Items from a dataset:

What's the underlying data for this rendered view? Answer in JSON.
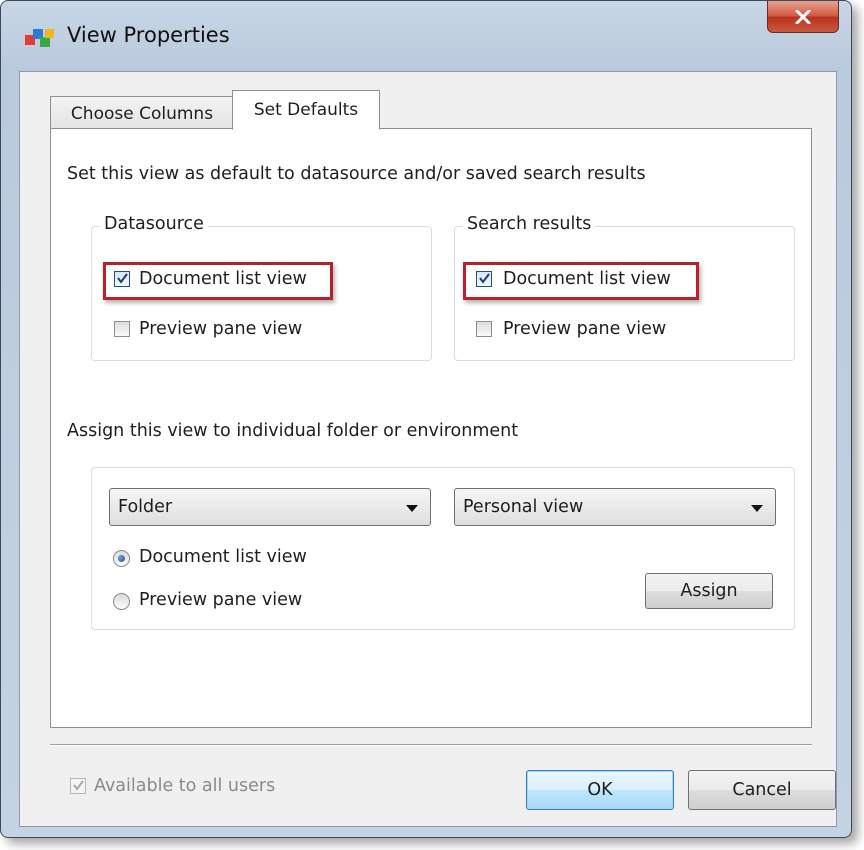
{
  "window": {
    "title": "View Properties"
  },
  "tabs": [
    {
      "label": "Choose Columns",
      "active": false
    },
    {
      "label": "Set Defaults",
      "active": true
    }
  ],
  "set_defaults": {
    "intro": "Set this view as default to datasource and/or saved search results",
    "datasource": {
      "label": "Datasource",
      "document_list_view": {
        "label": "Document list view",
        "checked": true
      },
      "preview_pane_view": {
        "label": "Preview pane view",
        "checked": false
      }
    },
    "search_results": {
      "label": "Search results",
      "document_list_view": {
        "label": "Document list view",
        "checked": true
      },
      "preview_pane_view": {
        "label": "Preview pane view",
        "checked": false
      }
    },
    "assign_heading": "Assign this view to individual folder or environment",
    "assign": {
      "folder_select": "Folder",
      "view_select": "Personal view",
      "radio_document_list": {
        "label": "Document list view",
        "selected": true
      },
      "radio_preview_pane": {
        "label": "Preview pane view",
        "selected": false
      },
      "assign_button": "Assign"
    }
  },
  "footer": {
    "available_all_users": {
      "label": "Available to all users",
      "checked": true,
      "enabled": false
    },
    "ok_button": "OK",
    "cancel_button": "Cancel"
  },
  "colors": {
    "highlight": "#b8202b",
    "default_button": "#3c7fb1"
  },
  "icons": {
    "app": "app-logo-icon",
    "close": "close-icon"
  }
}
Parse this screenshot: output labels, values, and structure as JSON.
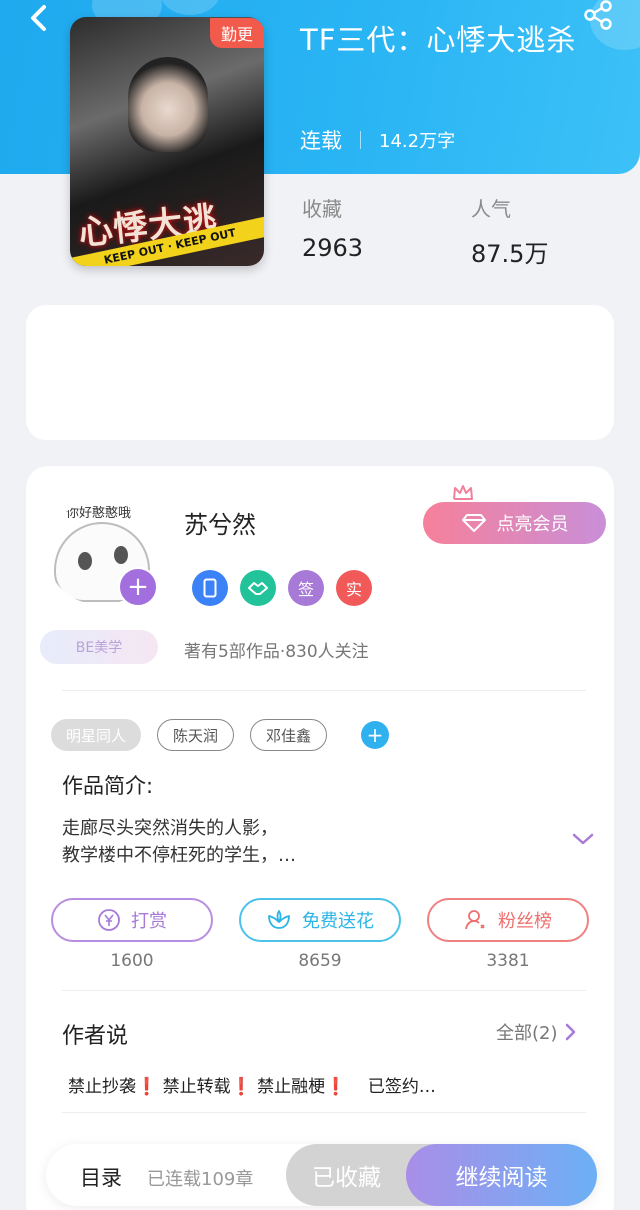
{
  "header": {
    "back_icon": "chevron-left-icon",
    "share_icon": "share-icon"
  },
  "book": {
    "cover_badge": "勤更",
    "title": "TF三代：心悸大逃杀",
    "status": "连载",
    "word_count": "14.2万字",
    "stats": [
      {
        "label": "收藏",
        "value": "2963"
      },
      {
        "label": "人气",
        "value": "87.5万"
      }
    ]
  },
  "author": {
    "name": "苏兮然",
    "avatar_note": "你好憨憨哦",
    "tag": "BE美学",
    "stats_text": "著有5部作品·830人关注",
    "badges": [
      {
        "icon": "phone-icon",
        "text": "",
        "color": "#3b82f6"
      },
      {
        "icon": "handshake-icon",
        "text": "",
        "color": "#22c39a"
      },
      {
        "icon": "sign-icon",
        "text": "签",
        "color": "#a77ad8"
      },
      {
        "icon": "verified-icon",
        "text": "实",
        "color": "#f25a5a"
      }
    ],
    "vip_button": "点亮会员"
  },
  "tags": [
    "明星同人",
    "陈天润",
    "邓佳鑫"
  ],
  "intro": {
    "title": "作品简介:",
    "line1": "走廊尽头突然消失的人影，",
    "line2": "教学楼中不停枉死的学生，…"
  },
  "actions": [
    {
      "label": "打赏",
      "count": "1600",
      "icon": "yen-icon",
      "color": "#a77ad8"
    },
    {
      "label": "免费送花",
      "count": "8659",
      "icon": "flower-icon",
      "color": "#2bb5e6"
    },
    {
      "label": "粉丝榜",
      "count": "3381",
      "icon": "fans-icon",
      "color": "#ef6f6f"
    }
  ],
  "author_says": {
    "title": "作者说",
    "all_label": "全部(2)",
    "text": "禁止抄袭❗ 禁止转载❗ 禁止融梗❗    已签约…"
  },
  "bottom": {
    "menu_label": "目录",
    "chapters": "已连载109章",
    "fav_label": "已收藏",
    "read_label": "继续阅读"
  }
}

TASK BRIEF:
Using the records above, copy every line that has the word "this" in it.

RESULT:
What's the underlying data for this rendered view? Answer in JSON.
    "intro": "Set this view as default to datasource and/or saved search results",
    "assign_heading": "Assign this view to individual folder or environment",
Parse this screenshot: output labels, values, and structure as JSON.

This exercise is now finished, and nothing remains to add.